Lines below containing the word "this" should be copied out.

• [Input data]
━━━━

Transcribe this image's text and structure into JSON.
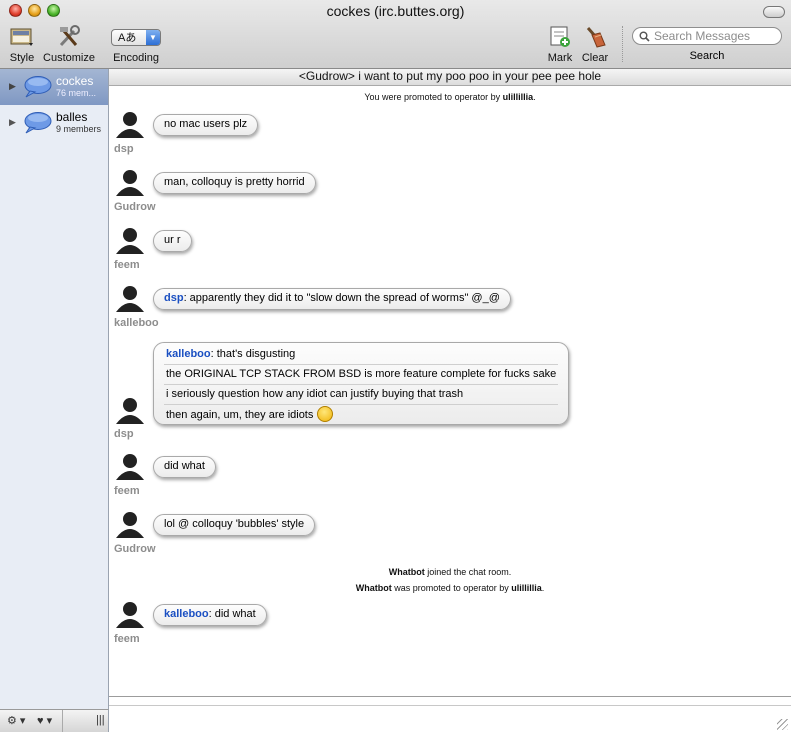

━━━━

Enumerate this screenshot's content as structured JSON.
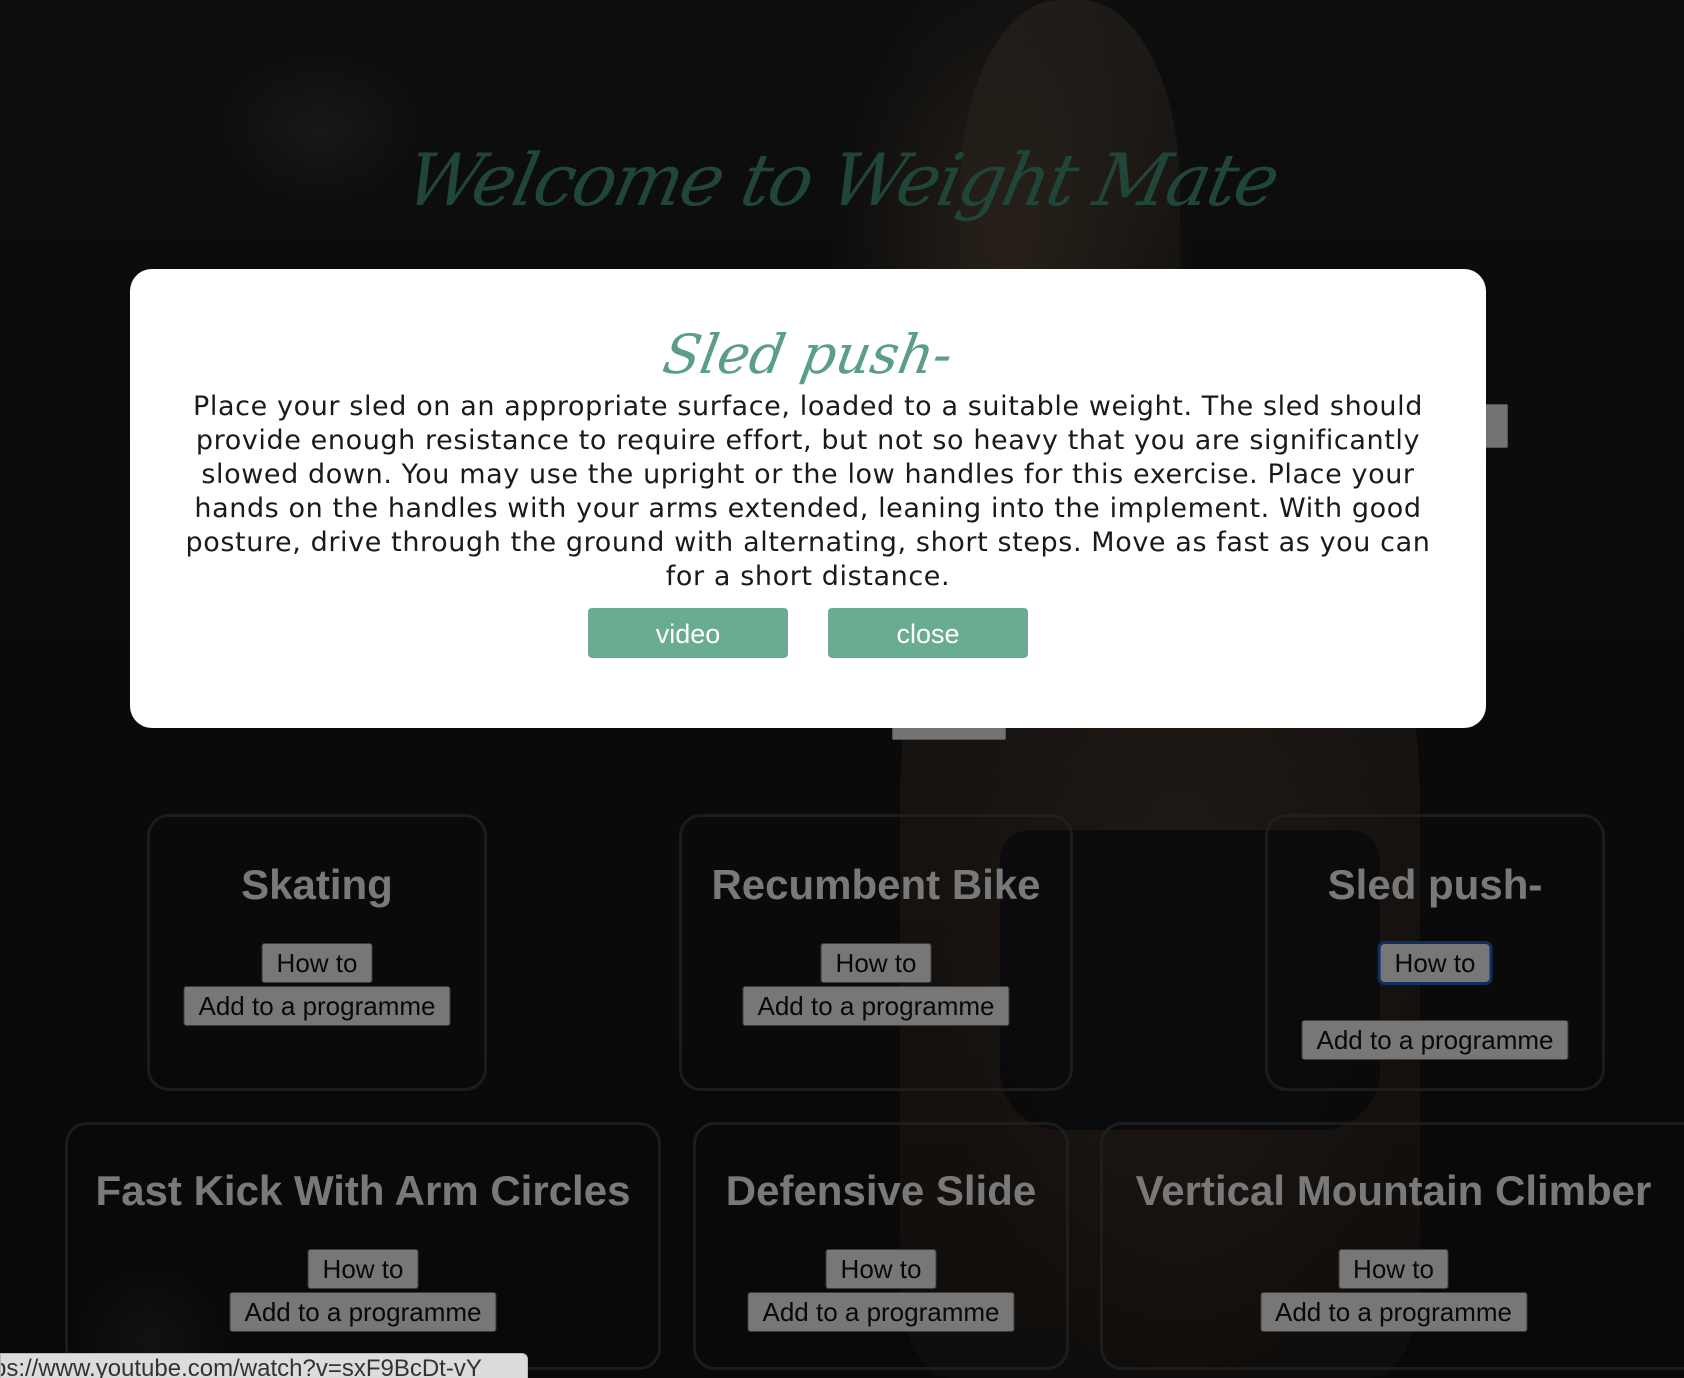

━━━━

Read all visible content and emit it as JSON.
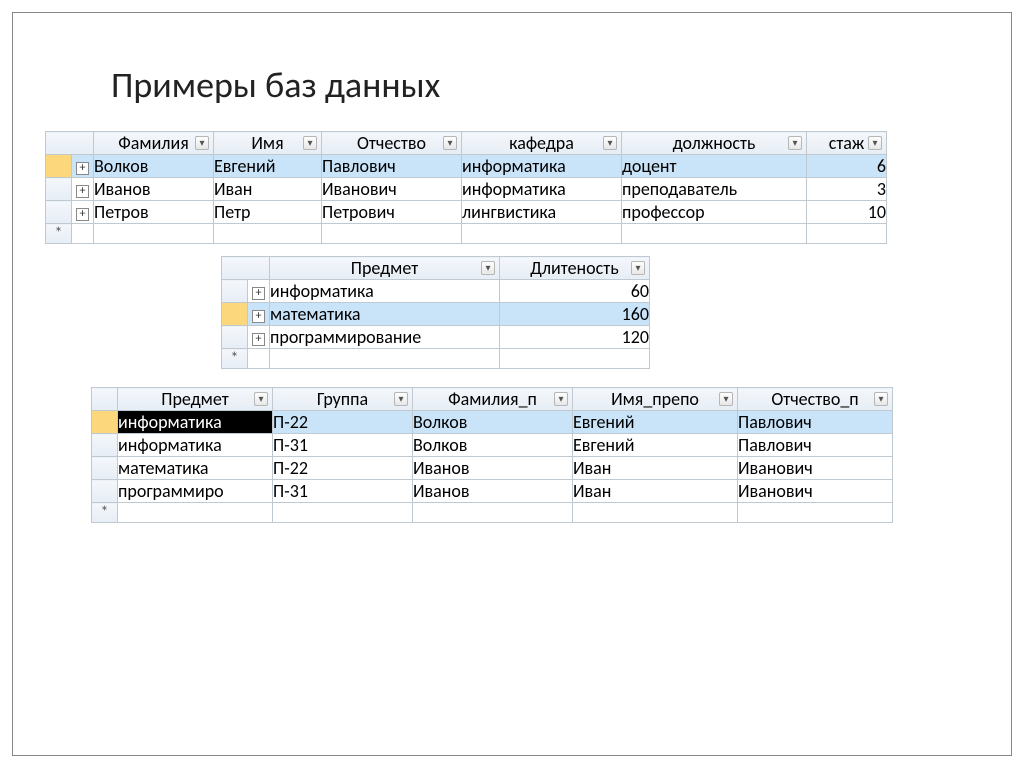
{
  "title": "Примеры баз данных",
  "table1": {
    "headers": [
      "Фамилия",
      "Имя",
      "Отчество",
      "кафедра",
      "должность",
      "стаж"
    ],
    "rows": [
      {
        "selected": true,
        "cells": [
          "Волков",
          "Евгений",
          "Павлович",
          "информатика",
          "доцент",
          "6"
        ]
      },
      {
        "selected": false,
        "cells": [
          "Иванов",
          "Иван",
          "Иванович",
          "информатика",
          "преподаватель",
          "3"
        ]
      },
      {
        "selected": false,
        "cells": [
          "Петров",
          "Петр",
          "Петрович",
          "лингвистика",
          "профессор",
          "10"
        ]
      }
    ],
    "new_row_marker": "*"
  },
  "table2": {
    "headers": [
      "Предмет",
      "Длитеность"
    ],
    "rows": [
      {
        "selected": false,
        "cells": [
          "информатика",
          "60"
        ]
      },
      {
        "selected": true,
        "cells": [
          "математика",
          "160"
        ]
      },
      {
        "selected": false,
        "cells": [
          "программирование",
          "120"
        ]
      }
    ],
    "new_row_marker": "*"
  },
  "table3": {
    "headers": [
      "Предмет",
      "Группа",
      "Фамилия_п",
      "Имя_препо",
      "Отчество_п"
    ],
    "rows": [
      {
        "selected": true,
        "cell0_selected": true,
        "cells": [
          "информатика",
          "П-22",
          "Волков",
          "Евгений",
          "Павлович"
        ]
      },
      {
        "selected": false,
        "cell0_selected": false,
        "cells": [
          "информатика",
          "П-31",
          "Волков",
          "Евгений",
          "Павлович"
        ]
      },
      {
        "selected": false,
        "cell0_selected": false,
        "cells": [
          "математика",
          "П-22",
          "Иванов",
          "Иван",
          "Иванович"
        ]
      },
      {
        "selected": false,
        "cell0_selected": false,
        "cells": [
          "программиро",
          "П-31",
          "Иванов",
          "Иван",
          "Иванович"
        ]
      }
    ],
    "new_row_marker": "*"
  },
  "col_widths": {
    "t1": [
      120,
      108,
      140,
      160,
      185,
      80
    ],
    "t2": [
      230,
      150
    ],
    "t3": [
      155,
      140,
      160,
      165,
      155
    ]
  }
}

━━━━

• [Result of the exercise]
Transcribe this image's text and structure into JSON.
Enumerate this screenshot's content as structured JSON.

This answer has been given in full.